Overall the Australian art market took a significant step backwards in 2008 compared to 2007 with auction sales dropping from a $175.6 million record year in 2007 to $114.5 million. Although the figures for 2008 look particularly bleak when compared with those of 2007 the bigger picture is not quite as bad with 2008 auction sales total well up on the 2006 auction sales total of AU$104 million. One of the most interesting statistics from 2008 comes from the Australian art auction sales database, the Australian Art Sales Digest (http://www.aasd.com.au), who calculated that the overall art auction clearance rate (percent sold by number) decreased from 71.9% in 2007 to 65.6% in 2008.  Importantly, the drop in the clearance rate is not as big as many people would have predicted.

To be continued…..

**Nicholas Forrest is an art market analyst, art critic and journalist based in Sydney, Australia. He is the founder of http://www.artmarketblog.com, writes the art column for the magazine Antiques and Collectibles for Pleasure and Profit and contributes to many other publications.

The Reality of Art Sales Data – artmarketblog.com

The Reality of Art Sales Data – artmarketblog.com

sothebysIt’s very unfortunate that the most transparent sector of the art market is also the source of some of the most inaccurate and unreliable data in relation to the art market. Although art auctions proceedings may appear to involve a high level of randomness and chance they are in fact highly orchestrated and planned events that are designed to maximise the number of people who bid on work, maximise the number of works sold and make the figures seems as positive as possible. Everything from the way the catalogues are prepared and the works described to the way the actual auction is conducted are designed to ensure as many sales as possible.
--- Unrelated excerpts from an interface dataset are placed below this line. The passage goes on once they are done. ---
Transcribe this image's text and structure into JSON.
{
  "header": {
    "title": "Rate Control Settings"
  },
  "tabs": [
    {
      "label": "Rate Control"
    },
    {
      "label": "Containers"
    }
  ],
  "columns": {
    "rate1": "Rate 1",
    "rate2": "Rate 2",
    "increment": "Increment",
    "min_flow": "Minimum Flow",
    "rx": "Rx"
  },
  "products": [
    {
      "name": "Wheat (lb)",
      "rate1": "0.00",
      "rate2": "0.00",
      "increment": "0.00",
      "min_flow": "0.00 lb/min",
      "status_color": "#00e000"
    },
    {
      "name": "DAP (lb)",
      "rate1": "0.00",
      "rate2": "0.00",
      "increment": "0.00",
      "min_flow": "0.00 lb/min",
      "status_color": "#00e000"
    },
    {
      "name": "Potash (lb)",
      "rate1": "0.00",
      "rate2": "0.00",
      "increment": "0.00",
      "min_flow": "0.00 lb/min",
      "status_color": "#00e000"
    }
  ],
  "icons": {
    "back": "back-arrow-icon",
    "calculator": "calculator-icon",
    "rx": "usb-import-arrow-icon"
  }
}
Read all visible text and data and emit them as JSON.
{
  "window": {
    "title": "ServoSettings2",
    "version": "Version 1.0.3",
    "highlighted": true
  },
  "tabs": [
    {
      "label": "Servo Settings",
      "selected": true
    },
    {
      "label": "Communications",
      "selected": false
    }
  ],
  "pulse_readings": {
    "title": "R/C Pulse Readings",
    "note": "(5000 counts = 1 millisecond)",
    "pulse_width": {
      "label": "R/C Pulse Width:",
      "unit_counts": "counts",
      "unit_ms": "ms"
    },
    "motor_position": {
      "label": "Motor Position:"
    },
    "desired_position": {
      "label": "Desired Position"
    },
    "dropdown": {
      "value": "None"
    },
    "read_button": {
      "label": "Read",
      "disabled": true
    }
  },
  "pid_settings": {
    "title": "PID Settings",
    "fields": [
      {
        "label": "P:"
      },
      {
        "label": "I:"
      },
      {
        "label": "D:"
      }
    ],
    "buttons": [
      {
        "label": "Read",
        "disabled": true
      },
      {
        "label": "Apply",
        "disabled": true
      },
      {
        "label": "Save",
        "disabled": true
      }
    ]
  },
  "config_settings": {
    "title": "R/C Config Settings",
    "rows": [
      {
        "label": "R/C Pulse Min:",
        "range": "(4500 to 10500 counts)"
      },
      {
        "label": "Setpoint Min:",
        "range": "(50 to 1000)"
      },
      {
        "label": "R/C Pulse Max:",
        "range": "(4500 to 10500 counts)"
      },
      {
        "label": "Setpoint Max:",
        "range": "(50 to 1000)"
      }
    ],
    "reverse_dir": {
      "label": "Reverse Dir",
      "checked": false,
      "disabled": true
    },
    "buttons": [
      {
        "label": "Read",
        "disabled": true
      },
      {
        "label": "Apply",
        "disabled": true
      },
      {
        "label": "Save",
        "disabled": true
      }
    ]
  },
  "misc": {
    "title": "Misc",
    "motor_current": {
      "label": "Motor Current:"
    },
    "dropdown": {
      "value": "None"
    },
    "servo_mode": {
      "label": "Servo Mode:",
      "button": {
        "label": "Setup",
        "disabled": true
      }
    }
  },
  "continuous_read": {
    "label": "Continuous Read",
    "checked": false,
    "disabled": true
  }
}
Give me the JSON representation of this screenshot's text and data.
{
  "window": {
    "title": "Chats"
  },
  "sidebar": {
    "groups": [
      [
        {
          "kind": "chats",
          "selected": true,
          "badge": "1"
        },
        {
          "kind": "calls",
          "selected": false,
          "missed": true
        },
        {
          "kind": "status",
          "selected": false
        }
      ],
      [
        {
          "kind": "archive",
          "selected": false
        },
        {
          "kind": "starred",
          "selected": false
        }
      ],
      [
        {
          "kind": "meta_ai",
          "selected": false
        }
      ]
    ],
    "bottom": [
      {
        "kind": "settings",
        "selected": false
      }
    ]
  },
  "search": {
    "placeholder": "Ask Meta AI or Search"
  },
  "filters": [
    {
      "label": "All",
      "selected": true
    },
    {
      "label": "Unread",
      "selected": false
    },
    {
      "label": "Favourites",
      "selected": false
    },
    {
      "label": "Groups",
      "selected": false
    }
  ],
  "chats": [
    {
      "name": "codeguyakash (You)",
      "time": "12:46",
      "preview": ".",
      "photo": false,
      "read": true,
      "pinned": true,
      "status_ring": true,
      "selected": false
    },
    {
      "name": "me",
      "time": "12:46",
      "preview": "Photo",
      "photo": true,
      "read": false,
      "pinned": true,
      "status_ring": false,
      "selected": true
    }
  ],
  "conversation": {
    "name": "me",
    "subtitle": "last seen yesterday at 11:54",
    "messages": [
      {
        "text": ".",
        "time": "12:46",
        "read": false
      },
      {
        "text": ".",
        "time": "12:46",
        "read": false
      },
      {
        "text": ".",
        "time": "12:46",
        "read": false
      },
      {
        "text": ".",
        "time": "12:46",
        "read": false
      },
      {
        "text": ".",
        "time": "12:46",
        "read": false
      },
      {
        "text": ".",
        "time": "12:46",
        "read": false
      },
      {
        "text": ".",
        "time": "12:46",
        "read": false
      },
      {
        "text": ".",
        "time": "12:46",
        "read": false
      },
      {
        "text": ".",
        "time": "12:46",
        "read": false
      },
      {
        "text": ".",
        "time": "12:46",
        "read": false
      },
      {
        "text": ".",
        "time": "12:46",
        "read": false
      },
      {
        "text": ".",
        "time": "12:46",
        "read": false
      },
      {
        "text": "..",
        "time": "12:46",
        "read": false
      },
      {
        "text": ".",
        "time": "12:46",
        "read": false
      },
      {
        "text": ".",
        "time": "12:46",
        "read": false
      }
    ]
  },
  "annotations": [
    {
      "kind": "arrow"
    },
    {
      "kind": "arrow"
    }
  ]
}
In previous posts I have gone through all the reasons that the auction results are not as accurate a representation of the value of a work of art as they may appear so I will not go through that again at this stage. Instead, I want to look at the other sector of the market that we don’t get data from which is the gallery sector. Galleries are not obliged to publicise their sale data which means that the art market is missing out on a massive source of extremely useful and relevant information and data. If you compare the sale data for a gallery compared to an auction there is no doubt that the data from the gallery would be far more accurate. Although galleries still are able to have some influence over their sales and sale data the level of influence they have is far less than the auction houses have.

There are different estimates of the percentage of total art sales that are conducted through galleries but this may be due to the variety of market structures that exist in different countries around the world. Estimates range from one quarter to one half but from my research the most accurate figure seems to be that one third of total art sales are conducted through galleries. A report conducted in 2006 by the New York Alliance for the Arts stated that the total art sales in New York State for the 4 auction houses and 626 galleries totaled $4.6 billion in 2005 with $1.9 billion (41%) going to gallery sales. That would make the average turnover of each gallery in New York State just over 3 million dollars which seems like quite a lot of money.

There are plenty of issues to raise with the availability and use of art sales data so I will be posting several posts in this topic over the next few weeks. To be continued……

**Nicholas Forrest is an art market analyst, art critic and journalist based in Sydney, Australia. He is the founder of http://www.artmarketblog.com, writes the art column for the magazine Antiques and Collectibles for Pleasure and Profit and contributes to many other publications.